    Scale/Proportion/PerspectiveAssignment #6

    Instructor: Deb GoodsellVoice mail: 488-4701 ext. 2008Email:dgoodsell5429@kvcc.edu

    Perspective Is the visual illusion of space and depth. In two-dimensional art forms, such as drawings, paintings, and prints, the artist often wants to convey a feeling of space or depth. Here space in an illusion, for the images rendered on paper, canvas, or board are essentially flat.The picture plane is flat. A painting is on a flat canvas. But some artists may encourage us "see" back into the composition, to pierce the picture plane and forget the painting is a flat canvas. The picture plane no longer exists as a plane, but becomes a window into a simulated three-dimensional world created by the artist.

    The easier way to create an illusion of space or distance is through size. Very early in life we observe the visual phenomenon that as objects get farther away they appear to become smaller.
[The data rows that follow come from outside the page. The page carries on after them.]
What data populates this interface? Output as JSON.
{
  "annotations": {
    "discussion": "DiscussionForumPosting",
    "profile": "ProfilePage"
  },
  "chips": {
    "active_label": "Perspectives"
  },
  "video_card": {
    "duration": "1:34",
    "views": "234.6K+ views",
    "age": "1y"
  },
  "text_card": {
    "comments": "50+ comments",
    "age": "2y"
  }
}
    Using relative size to give a feeling of space or depth is very common to many periods and styles of art. Some artists exaggerate size differences. This can automatically cause the viewer to imagine that great distance is involved. And this contrast of large and tiny elements can create a dynamic visual pattern. Hieratic Scaling described on the first page, uses relative size.
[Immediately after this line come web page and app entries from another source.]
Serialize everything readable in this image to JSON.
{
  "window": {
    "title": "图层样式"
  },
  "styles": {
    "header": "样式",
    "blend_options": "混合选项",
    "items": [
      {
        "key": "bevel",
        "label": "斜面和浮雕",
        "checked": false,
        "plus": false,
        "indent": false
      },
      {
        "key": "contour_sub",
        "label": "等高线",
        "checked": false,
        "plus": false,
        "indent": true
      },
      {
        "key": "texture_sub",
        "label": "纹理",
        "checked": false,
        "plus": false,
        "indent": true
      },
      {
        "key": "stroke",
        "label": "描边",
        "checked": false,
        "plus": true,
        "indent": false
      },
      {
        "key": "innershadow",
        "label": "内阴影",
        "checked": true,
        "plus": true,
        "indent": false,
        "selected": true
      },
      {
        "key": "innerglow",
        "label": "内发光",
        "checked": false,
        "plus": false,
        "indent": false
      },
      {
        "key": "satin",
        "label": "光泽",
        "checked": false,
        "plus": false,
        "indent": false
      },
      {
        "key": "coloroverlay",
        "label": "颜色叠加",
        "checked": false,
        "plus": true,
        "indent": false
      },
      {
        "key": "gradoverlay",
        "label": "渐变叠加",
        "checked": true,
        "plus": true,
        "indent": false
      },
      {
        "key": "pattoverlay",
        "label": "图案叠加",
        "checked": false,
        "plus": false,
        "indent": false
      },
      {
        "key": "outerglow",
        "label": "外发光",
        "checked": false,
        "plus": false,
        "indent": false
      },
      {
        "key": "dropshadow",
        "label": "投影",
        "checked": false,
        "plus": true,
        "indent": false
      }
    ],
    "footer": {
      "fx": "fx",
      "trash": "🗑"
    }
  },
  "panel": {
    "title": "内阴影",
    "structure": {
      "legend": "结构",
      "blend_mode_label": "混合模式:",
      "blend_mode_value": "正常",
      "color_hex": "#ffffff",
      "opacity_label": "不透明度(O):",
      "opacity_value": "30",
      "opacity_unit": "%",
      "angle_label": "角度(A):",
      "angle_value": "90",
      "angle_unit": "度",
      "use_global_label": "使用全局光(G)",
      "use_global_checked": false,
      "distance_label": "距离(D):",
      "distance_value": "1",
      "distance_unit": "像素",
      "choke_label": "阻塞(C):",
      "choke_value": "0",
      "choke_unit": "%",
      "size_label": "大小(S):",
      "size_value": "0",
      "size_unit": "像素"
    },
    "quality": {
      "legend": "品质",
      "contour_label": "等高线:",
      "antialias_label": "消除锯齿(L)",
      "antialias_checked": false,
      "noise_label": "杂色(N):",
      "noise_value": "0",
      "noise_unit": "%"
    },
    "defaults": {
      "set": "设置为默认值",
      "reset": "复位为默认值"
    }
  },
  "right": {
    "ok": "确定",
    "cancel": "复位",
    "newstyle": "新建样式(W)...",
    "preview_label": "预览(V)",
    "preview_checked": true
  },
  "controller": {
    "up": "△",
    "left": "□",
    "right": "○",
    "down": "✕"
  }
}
    Overlapping is a simple device for creating an illusion of depth. It show us the spatial relationshipsof the overlapping objects to each other. Each shape hides a part of another because it is on top of or in front of the other. This creates a sense of very shallow depth. When overlapping is combined with size differencesthe spatial sensation is greatly increased!

    Vertical location is a spatial device in which elevation on the page or format indicates a recess-ion into depth. The higher an object, the farther back it is assumed to be. Vertical location is based on a visual fact. As we stand and look at thescene before us, the closest place to us is the ground down at our feet. As we gradually raise our eyes upward, objects move farther away until we reach what is called the horizon, or eye level.

    Shading is the way to make objects appear three-dimensional on a two dimensional surface.The different values created when light hits a three-dimensional object causes that object to be seen as occupying space. When items appear round (occupy space) the illusion of depth is generated.

    Perspective

    Devices to show Depth:Size

    Overlapping

    Vertical Location

    Shading

    "The world of reality has its limits; the world of imagination is boundless." Jean-Jacques Rousseau

    Edith Hayller, 1883 - A Summer Shower